(Entries from a dataset of interfaces)
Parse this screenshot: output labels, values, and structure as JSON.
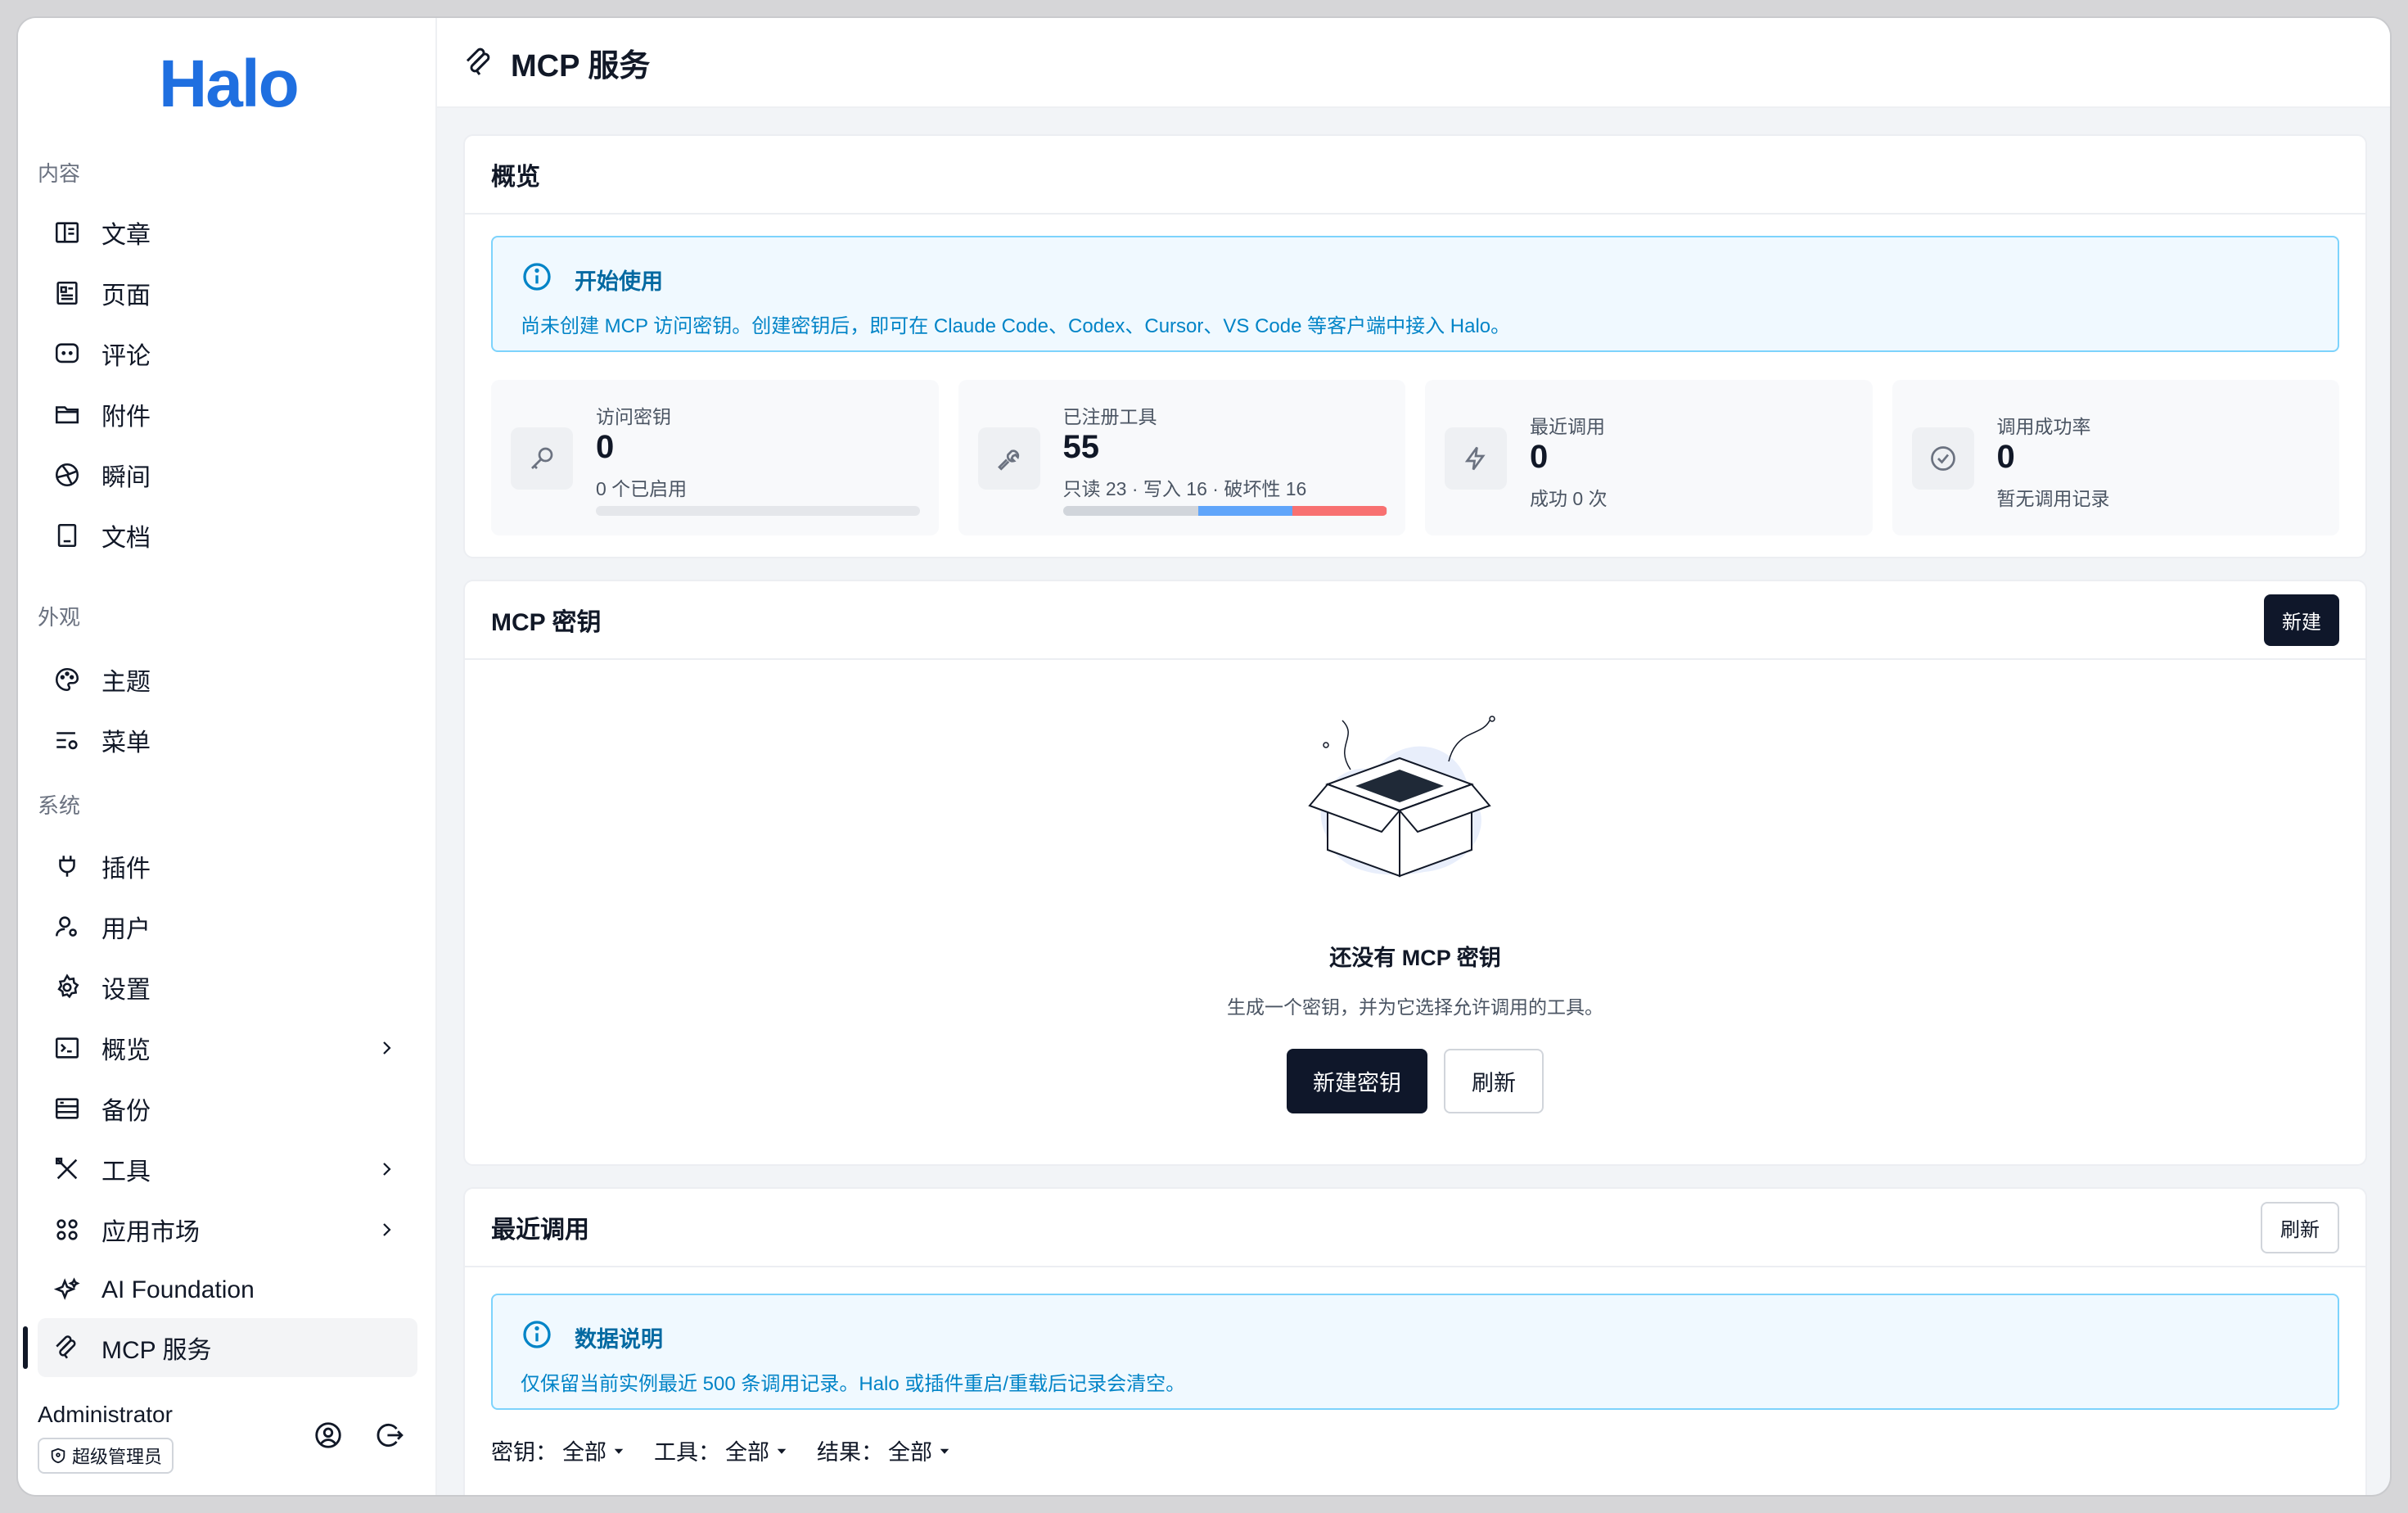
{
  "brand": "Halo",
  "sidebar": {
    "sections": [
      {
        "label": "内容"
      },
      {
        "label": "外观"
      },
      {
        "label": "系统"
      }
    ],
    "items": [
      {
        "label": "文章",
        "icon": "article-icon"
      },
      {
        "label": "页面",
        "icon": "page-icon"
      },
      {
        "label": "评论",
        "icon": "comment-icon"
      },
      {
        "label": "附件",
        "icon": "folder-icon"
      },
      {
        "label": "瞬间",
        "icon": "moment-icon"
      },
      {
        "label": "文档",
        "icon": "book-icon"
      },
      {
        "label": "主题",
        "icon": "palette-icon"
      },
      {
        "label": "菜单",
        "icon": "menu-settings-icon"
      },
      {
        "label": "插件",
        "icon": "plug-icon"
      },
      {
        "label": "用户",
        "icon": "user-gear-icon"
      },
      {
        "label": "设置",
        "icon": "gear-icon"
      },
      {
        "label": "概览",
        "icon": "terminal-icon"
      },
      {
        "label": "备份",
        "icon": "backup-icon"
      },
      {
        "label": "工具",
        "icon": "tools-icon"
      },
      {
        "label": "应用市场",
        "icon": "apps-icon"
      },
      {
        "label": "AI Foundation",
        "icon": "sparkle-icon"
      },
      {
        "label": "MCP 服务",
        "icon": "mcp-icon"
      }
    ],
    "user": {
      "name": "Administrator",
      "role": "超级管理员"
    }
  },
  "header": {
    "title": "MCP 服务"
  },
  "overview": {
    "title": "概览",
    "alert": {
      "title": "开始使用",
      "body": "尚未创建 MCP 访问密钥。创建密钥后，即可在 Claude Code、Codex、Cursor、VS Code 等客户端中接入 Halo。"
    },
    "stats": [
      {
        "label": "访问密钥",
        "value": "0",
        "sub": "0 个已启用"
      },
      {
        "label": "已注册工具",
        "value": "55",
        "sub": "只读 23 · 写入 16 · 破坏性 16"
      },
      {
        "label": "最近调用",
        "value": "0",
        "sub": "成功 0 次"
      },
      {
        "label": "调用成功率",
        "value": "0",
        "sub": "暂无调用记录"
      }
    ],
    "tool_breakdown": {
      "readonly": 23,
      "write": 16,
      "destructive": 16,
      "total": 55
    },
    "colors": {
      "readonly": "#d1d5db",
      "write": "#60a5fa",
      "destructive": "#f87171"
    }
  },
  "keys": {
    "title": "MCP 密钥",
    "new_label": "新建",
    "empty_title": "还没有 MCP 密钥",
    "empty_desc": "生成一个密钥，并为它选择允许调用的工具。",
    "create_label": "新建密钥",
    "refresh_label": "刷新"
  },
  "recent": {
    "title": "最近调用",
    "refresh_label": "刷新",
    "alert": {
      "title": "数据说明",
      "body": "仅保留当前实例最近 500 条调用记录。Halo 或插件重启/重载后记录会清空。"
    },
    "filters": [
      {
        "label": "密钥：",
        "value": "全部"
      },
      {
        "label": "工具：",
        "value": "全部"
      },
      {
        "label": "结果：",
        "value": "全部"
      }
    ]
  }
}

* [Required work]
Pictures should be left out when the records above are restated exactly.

* [Written response]
Parse this screenshot: output labels, values, and structure as JSON.
{
  "brand": "Halo",
  "sidebar": {
    "sections": [
      {
        "label": "内容"
      },
      {
        "label": "外观"
      },
      {
        "label": "系统"
      }
    ],
    "items": [
      {
        "label": "文章",
        "icon": "article-icon"
      },
      {
        "label": "页面",
        "icon": "page-icon"
      },
      {
        "label": "评论",
        "icon": "comment-icon"
      },
      {
        "label": "附件",
        "icon": "folder-icon"
      },
      {
        "label": "瞬间",
        "icon": "moment-icon"
      },
      {
        "label": "文档",
        "icon": "book-icon"
      },
      {
        "label": "主题",
        "icon": "palette-icon"
      },
      {
        "label": "菜单",
        "icon": "menu-settings-icon"
      },
      {
        "label": "插件",
        "icon": "plug-icon"
      },
      {
        "label": "用户",
        "icon": "user-gear-icon"
      },
      {
        "label": "设置",
        "icon": "gear-icon"
      },
      {
        "label": "概览",
        "icon": "terminal-icon"
      },
      {
        "label": "备份",
        "icon": "backup-icon"
      },
      {
        "label": "工具",
        "icon": "tools-icon"
      },
      {
        "label": "应用市场",
        "icon": "apps-icon"
      },
      {
        "label": "AI Foundation",
        "icon": "sparkle-icon"
      },
      {
        "label": "MCP 服务",
        "icon": "mcp-icon"
      }
    ],
    "user": {
      "name": "Administrator",
      "role": "超级管理员"
    }
  },
  "header": {
    "title": "MCP 服务"
  },
  "overview": {
    "title": "概览",
    "alert": {
      "title": "开始使用",
      "body": "尚未创建 MCP 访问密钥。创建密钥后，即可在 Claude Code、Codex、Cursor、VS Code 等客户端中接入 Halo。"
    },
    "stats": [
      {
        "label": "访问密钥",
        "value": "0",
        "sub": "0 个已启用"
      },
      {
        "label": "已注册工具",
        "value": "55",
        "sub": "只读 23 · 写入 16 · 破坏性 16"
      },
      {
        "label": "最近调用",
        "value": "0",
        "sub": "成功 0 次"
      },
      {
        "label": "调用成功率",
        "value": "0",
        "sub": "暂无调用记录"
      }
    ],
    "tool_breakdown": {
      "readonly": 23,
      "write": 16,
      "destructive": 16,
      "total": 55
    },
    "colors": {
      "readonly": "#d1d5db",
      "write": "#60a5fa",
      "destructive": "#f87171"
    }
  },
  "keys": {
    "title": "MCP 密钥",
    "new_label": "新建",
    "empty_title": "还没有 MCP 密钥",
    "empty_desc": "生成一个密钥，并为它选择允许调用的工具。",
    "create_label": "新建密钥",
    "refresh_label": "刷新"
  },
  "recent": {
    "title": "最近调用",
    "refresh_label": "刷新",
    "alert": {
      "title": "数据说明",
      "body": "仅保留当前实例最近 500 条调用记录。Halo 或插件重启/重载后记录会清空。"
    },
    "filters": [
      {
        "label": "密钥：",
        "value": "全部"
      },
      {
        "label": "工具：",
        "value": "全部"
      },
      {
        "label": "结果：",
        "value": "全部"
      }
    ]
  }
}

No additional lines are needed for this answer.